Illy is known for its high-quality coffees, noted for their sweet, velvety flavors, which make Illy a favorite blend, particularly in Northern Italy, where these properties are preferred. Illy coffees come from 100% Arabica beans bought in most cases not from a distributor but directly from coffee growers across four continents, producing nine different varieties.

Uniquely, Illy markets its coffee globally in silver and red pressurized, oxygen-free cans and operates a network of cafes on shopping streets, museums, and airports.


Founded in 1973, the youngest of the three leading brands, Segafredo is a popular Italian coffee brand known for its traditional Italian espresso. They offer a selection of blends, coffee machines, and coffee-related products. Outside of Italy, this brand ranks among the top three global coffee brands. 

While Segafredo coffees are targeted mainly at the supermarket coffee buyer, they produce an excellent range of consistently high quality and offer coffee lovers exceptional value.

Making Italian Coffee At Home

We’ve been discussing Italian coffee traditions and customs as they are found in coffee shops and bars throughout the country. But many Italians continue their passionate devotion to coffee within their homes. 

Traditional Italian Coffee Makers

The Moka Pot is found in nine out of ten Italian homes, a remarkable statistic. Created by Alfonso Bialetti in 1933, the Moka pot became a world-renowned icon thanks to Renato, son of the founder and the “Mr. Coffee” of Italy. A revolutionary replacement for the early espresso makers, over 200 million have sold worldwide at a rate of around five million every year.    

Made of aluminum, the eight-sided Moka pot is a simple stovetop device. Still, it is able to produce an exceptional espresso in only a few minutes. It is available in 2-,4- or 6-cup sizes. Using a similar brewing method, one could also produce coffee at home using an Aeropress or traditional French press. Still, if you want to stick with traditional Italian equipment, the Moka pot is the best.

Espresso Machines producing single-shot espresso have been around for over a hundred years, so they could be considered traditional. However, today’s electronic semi-automatic espresso machines are a far cry from even those of the 1960s. Many Italian homes now have espresso machines, producing exceptionally rich, well-rounded cups of coffee.

Tips For Making Authentic Italian Coffee At Home

There’s the machine, the right coffee grounds, and then there’s the human element – all of these are elements of success in brewing a great cup of coffee at home. Making authentic Italian coffee needs that additional Italian passion.

  • Choose your beans carefully. Taste is purely subjective, with no rights or wrongs, so your choice of flavors is a personal one. However, make sure the beans are freshly roasted (check the packaging or ask the roaster), ideally not more than three weeks before being used.
  • Grinding the beans should be done immediately before use as they will begin to lose aroma and taste as soon as they are ground. For espresso using the Moka pot, it’s recommended that you use a medium-to-fine grind and a slightly finer grind for an espresso machine.
  • Because the brewing time is so short with an espresso machine or a Moka, learn how much to tamp down the grounds so that the water flows through at the correct rate to give a flavorful coffee without any bitterness.
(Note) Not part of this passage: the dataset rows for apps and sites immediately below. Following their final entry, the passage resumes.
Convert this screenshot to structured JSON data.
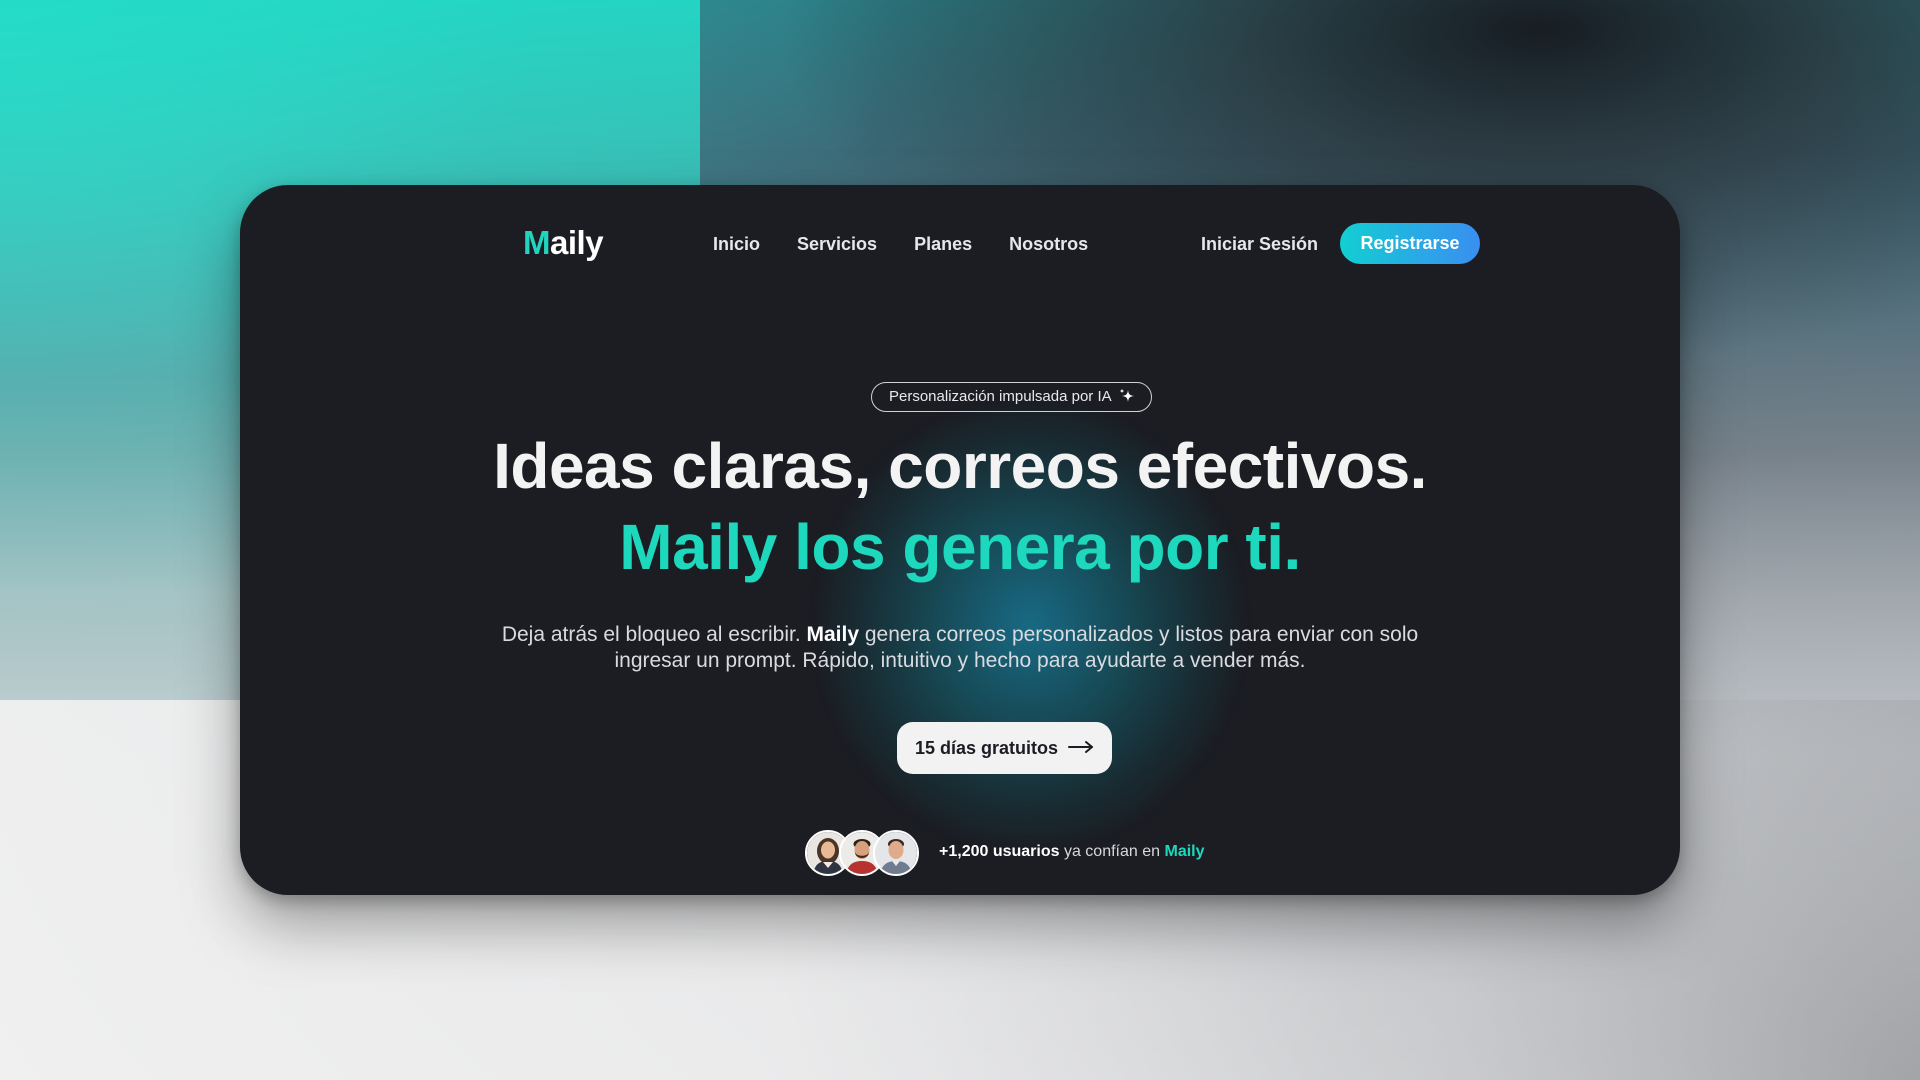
{
  "brand": {
    "logo_first": "M",
    "logo_rest": "aily",
    "accent_color": "#1ed8be"
  },
  "nav": {
    "links": [
      "Inicio",
      "Servicios",
      "Planes",
      "Nosotros"
    ],
    "login_label": "Iniciar Sesión",
    "signup_label": "Registrarse"
  },
  "hero": {
    "badge_text": "Personalización impulsada por IA",
    "badge_icon": "sparkle-icon",
    "headline_line1": "Ideas claras, correos efectivos.",
    "headline_line2": "Maily los genera por ti.",
    "desc_part1": "Deja atrás el bloqueo al escribir. ",
    "desc_brand": "Maily",
    "desc_part2": " genera correos personalizados y listos para enviar con solo ingresar un prompt. Rápido, intuitivo y hecho para ayudarte a vender más.",
    "cta_label": "15 días gratuitos",
    "cta_icon": "arrow-right-icon"
  },
  "social_proof": {
    "count_text": "+1,200 usuarios",
    "middle_text": " ya confían en ",
    "brand_text": "Maily",
    "avatars": [
      "avatar-woman",
      "avatar-man-beard",
      "avatar-man"
    ]
  }
}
Like the coffee itself, Italian coffee culture is a rich blend of tradition and modern lifestyle patterns. From the early coffee houses of Venice to today’s coffee bars, coffee has played a role in the daily lives of Italians. By understanding and sharing the customs, and the daily rituals of Italian coffee lovers, you can be part of the fascinating Italian coffee experience.
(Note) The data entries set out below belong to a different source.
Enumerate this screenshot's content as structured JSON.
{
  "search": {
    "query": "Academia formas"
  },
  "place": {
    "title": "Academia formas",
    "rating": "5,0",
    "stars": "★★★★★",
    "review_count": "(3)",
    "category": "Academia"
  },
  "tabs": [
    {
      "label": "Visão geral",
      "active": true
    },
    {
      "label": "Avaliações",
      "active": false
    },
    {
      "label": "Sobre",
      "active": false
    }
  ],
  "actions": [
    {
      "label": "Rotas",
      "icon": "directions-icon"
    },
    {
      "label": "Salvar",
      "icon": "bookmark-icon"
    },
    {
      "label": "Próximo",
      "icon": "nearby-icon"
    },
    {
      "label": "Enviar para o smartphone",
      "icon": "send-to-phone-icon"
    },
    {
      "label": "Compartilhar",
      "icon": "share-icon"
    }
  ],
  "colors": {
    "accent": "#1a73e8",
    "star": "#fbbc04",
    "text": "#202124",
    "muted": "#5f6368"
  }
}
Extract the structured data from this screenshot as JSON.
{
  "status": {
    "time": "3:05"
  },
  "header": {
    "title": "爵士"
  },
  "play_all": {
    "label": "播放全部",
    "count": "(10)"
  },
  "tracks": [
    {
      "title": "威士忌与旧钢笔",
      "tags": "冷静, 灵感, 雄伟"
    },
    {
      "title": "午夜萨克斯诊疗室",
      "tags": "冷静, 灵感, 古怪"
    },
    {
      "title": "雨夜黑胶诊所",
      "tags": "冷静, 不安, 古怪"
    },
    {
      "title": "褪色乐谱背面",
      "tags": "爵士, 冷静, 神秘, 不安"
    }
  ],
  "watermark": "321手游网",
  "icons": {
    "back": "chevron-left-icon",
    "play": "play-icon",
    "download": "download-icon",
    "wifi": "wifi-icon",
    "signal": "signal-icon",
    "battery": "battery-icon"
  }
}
This post may contain links that we earn a small commission from, at no cost to you, read more.